What lines of the data include the string "JSON"? Copy them all.
☆ ☆ ☆
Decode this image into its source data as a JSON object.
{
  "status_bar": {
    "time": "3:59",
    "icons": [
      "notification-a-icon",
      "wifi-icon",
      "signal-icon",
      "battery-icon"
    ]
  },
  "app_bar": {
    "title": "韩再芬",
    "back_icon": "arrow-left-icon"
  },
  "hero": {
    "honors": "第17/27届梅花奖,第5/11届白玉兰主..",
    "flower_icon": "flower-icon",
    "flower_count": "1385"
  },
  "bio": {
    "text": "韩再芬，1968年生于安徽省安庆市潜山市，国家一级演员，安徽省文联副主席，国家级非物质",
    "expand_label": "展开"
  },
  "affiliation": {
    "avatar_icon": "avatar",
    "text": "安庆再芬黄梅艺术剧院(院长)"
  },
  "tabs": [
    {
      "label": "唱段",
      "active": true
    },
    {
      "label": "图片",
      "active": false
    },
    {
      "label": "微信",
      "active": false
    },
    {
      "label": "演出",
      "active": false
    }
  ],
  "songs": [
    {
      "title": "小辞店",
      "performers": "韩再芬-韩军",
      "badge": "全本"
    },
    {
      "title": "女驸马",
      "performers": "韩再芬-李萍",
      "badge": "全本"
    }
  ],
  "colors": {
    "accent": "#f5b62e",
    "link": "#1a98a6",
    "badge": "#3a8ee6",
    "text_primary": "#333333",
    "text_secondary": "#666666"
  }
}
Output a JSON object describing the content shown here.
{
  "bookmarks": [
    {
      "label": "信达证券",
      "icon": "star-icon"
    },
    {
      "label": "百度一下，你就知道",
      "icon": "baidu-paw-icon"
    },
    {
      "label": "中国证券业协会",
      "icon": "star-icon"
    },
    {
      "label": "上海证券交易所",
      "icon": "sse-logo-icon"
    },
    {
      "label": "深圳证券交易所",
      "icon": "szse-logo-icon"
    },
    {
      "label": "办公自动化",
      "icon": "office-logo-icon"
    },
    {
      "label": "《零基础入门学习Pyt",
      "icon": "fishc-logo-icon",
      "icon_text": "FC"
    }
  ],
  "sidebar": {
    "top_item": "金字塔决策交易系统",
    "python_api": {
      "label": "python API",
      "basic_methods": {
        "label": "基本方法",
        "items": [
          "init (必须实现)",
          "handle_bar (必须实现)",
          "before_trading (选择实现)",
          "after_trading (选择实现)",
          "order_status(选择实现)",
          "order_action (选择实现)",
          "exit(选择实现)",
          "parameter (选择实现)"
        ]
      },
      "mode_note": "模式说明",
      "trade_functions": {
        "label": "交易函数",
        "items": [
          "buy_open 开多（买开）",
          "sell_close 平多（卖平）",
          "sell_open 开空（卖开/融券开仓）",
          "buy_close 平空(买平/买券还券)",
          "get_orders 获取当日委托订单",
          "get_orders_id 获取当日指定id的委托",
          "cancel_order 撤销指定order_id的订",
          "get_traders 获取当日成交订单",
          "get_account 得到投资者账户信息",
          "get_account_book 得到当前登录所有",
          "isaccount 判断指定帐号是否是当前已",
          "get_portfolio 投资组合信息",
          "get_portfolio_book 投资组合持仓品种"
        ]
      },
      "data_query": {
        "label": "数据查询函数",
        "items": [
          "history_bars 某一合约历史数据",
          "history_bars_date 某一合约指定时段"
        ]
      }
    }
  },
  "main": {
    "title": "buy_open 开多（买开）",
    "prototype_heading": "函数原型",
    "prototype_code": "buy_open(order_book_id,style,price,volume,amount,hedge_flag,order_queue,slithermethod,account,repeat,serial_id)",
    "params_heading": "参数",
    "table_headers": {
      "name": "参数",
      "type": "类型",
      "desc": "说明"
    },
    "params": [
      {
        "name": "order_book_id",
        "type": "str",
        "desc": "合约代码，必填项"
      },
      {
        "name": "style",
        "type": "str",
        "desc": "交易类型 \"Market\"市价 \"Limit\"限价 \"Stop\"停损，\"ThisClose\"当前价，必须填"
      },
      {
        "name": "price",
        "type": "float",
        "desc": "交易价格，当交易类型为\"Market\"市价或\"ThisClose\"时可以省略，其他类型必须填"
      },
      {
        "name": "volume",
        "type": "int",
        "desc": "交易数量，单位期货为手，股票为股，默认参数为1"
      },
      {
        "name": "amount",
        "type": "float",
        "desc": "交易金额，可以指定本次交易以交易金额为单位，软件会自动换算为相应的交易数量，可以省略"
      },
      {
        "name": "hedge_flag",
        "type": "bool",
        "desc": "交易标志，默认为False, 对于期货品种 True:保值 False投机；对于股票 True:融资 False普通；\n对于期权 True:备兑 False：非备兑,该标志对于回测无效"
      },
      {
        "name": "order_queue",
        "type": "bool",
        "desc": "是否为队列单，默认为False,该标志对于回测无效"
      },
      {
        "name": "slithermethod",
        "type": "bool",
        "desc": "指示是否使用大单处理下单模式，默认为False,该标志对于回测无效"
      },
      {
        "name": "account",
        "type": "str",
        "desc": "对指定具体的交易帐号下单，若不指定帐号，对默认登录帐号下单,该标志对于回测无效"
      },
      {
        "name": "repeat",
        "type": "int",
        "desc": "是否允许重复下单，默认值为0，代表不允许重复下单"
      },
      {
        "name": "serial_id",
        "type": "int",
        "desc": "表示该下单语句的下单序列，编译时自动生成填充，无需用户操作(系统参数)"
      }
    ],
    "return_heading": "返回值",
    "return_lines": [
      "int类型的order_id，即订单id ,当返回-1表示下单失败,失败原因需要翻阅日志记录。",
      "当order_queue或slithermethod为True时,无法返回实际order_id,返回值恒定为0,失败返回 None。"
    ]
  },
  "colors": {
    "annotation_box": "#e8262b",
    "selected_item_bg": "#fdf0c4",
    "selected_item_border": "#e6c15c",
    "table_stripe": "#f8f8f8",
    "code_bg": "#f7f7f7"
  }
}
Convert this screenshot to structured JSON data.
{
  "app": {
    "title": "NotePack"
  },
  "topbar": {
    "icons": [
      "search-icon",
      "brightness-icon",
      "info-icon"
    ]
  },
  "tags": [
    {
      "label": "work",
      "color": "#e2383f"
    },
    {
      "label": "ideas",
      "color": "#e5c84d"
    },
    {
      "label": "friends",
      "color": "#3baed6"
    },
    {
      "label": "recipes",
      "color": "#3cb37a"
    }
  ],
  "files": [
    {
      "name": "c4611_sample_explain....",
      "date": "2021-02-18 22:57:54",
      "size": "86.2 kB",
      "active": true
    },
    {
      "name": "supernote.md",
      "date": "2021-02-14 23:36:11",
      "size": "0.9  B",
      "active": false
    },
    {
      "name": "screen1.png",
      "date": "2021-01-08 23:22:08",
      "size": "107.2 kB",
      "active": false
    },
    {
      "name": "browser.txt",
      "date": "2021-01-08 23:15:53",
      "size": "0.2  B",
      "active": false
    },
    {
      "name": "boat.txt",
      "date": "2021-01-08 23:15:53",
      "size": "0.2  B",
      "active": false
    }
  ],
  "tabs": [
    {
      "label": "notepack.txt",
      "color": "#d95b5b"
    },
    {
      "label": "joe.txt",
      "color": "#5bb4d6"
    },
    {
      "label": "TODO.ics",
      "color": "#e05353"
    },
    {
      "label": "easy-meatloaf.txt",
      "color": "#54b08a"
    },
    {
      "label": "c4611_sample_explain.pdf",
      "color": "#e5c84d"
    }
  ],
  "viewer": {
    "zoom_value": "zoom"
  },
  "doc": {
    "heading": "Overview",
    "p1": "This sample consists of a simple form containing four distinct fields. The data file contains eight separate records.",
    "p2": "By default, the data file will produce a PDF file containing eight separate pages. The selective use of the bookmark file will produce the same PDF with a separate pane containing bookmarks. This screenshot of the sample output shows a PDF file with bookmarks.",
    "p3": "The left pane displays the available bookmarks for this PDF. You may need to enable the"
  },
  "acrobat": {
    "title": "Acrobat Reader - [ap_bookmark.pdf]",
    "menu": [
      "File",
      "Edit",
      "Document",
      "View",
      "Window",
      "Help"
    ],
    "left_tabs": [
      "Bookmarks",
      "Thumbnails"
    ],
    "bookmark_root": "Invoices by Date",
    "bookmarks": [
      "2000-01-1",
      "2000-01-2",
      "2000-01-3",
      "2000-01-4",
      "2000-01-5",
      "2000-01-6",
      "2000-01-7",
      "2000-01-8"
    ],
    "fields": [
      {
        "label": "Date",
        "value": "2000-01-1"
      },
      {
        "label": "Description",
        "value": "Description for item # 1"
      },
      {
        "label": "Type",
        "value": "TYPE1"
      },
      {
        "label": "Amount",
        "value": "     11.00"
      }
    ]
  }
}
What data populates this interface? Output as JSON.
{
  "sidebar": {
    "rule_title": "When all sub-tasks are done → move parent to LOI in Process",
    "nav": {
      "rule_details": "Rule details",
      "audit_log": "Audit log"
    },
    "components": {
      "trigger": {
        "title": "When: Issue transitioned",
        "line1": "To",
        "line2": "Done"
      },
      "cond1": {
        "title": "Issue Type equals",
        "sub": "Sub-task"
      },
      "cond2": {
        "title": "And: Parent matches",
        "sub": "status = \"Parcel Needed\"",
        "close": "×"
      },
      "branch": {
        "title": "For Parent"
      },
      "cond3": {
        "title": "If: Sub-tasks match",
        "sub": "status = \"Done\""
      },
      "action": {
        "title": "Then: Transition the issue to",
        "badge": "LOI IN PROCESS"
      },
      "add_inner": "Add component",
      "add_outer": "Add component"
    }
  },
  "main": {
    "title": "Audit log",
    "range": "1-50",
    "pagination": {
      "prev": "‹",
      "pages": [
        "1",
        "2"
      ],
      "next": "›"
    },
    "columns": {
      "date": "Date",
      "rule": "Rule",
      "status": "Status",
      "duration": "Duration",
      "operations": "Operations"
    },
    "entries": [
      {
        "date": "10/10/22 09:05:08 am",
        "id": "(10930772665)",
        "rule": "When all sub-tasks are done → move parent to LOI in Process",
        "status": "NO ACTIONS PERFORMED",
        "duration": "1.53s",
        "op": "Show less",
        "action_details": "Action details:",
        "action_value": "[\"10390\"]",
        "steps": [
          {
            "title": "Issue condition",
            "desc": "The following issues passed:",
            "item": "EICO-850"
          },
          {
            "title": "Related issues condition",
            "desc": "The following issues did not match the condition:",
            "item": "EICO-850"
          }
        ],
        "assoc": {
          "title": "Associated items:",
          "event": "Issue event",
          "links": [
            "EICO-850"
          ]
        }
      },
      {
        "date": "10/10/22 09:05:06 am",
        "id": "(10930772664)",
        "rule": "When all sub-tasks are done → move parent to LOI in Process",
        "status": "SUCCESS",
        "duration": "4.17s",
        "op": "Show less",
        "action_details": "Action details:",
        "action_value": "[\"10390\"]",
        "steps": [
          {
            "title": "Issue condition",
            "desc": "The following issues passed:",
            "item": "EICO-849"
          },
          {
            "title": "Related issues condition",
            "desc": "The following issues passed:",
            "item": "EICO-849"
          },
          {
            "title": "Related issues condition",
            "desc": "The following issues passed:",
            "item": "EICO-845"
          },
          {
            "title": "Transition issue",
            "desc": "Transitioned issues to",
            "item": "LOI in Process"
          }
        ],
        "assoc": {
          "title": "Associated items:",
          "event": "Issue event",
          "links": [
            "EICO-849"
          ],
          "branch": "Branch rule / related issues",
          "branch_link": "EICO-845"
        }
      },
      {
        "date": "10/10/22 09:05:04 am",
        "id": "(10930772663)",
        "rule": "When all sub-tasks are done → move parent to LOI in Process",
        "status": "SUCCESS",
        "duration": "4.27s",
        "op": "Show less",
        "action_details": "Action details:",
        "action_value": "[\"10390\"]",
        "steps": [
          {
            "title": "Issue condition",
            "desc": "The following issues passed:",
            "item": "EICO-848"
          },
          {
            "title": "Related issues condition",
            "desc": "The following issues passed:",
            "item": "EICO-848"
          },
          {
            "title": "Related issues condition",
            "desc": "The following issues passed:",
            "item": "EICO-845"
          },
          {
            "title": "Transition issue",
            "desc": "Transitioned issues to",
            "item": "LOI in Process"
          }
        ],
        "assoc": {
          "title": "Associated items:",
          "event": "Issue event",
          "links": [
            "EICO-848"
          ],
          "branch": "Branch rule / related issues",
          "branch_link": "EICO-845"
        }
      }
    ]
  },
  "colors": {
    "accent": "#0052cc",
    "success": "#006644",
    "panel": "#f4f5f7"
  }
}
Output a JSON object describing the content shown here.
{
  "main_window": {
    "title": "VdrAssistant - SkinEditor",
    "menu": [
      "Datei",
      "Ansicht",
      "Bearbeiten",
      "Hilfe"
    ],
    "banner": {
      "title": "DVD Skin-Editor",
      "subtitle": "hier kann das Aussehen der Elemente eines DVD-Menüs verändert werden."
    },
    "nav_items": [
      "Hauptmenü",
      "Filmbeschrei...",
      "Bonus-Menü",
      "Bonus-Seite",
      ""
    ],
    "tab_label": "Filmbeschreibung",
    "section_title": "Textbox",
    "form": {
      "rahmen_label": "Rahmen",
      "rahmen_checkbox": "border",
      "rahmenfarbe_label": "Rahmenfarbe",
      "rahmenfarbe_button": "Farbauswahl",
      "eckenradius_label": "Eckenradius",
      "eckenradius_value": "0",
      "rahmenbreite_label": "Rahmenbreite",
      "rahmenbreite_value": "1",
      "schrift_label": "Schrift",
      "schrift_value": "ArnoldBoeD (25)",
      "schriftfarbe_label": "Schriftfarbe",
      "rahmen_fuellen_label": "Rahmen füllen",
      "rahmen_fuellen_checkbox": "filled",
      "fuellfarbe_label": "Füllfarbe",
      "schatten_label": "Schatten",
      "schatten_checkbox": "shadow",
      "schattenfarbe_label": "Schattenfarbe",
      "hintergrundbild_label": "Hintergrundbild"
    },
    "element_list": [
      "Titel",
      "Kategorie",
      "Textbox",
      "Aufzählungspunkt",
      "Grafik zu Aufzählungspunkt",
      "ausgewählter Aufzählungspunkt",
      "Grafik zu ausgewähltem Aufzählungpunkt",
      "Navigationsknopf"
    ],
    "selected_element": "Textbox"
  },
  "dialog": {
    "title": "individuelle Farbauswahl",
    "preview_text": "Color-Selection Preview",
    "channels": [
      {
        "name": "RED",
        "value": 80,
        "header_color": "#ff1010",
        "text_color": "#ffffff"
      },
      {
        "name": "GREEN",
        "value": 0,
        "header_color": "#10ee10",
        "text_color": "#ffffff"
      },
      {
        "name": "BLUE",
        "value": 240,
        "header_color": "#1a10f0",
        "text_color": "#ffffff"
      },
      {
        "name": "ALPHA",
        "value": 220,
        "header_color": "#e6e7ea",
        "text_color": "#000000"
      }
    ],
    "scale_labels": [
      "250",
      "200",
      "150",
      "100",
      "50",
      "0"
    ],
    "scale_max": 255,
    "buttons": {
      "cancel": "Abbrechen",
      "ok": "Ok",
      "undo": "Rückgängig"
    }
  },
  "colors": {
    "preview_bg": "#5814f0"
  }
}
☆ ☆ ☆
Answer
Decode this image into its source data as a JSON object.
Output a JSON object describing the content shown here.
Convert this screenshot to structured JSON data.
What data populates this interface? Output as JSON.
Output a JSON object describing the content shown here.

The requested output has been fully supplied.